New Perspective on the Transition from Flat to Steeper Subduction in Oaxaca, Mexico Based on Seismicity, Nonvolcanic Tremor, and Slow Slip

Tuesday, 15 December 2015
Poster Hall (Moscone South)
Shannon Fasola1, Michael Brudzinski2, Noorulann Ghouse2, Katharine Solada2, Stefany M Sit3, Enrique Cabral-Cano4, Alejandra Arciniega-Ceballos5, Nicholas Kelly2, Charles DeMets6 and Kevin Jensen2, (1)Miami University Oxford, Oxford, OH, United States, (2)Miami University, Oxford, OH, United States, (3)University of Illinois at Chicago, Chicago, IL, United States, (4)UNAM National Autonomous University of Mexico, Departamento de Geomagnetismo y Exploración, Instituto de Geofísica, Mexico City, Mexico, (5)UNAM National Autonomous University of Mexico, Institute of Geophysics, Mexico City, Mexico, (6)University of Wisconsin Madison, Madison, WI, United States
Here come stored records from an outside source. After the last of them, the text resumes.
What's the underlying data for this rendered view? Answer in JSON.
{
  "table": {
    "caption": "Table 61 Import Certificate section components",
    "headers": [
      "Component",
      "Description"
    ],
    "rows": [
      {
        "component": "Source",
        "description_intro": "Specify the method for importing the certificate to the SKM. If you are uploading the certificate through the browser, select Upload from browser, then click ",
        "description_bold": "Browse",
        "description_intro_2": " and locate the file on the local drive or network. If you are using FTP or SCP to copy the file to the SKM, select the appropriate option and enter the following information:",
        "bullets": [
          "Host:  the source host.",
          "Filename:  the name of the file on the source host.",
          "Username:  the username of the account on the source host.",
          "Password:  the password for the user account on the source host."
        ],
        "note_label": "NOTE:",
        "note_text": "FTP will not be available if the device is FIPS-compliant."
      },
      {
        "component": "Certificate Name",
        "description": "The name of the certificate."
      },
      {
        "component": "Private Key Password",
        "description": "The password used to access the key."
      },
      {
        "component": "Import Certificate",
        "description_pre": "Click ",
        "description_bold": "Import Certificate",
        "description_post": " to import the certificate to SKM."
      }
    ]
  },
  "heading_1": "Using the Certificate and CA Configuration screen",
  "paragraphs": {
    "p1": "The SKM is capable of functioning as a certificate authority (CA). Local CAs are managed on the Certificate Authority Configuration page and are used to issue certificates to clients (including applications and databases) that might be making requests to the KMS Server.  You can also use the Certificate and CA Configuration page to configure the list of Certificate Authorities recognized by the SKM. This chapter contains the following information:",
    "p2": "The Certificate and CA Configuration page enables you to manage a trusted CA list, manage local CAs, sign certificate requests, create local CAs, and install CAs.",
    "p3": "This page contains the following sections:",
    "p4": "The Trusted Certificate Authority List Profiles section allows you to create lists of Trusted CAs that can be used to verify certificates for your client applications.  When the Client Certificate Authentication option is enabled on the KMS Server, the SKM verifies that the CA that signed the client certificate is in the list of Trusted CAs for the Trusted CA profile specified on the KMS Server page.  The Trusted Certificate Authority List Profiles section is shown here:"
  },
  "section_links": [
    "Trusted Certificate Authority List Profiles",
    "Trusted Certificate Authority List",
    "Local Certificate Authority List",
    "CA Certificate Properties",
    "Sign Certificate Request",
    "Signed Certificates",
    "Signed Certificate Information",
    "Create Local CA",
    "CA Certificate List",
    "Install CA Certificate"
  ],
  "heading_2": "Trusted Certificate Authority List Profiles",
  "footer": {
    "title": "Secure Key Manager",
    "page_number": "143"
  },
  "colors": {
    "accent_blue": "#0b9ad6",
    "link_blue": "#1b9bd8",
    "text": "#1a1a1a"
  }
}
The Mexico subduction zone has a complex geometry involving along-strike variations in dip of the Cocos plate. What is interesting about the slab dip is that under central Mexico it becomes horizontal for 250 km before it descends steeply beneath the Trans Mexican Volcanic Belt. Numerous studies have examined the geometry of the flat slab, however, few studies have focused on the along-strike transitions from flat to steeper subduction. Some of those studies have suggested the slab tends to tear along the sharp transitions in slab dip as the slab rolls back. In this study, the eastern transition from flat to steeper subduction in Oaxaca, Mexico is examined in greater detail using high resolution seismic data to provide a better understanding of how the slab morphology changes during slab rollback. We determine the geometry based on local seismicity, nonvolcanic tremor (NVT), and slow slip utilizing a deployment of broadband seismometers and continuous GPS receivers distributed in and around Oaxaca. Seismic data are processed with Antelope to detect and locate earthquakes. We construct depth contours of the subducting slab surface down to 100 km to illustrate that the transition from flat to steeper subduction in Oaxaca occurs rapidly via a stronger flexure than what is shown in previous studies. We find no gaps in seismicity to suggest a tear occurs above 100 km depth. A recently determined catalog of NVT in Oaxaca is extended using the same method and additional data that now extends further west. In the east, NVT epicenters are similar to earlier studies and form a continuous trench-parallel band that gradually moves inland. In the west, the distribution of NVT widens, closely following the shape of the newly determined slab contours. There are no gaps in NVT or slow slip across the rapid transition in slab dip, further supporting the notion that the slab is not currently torn in the updip region of the transition from flat to steeper subduction as it rolls back.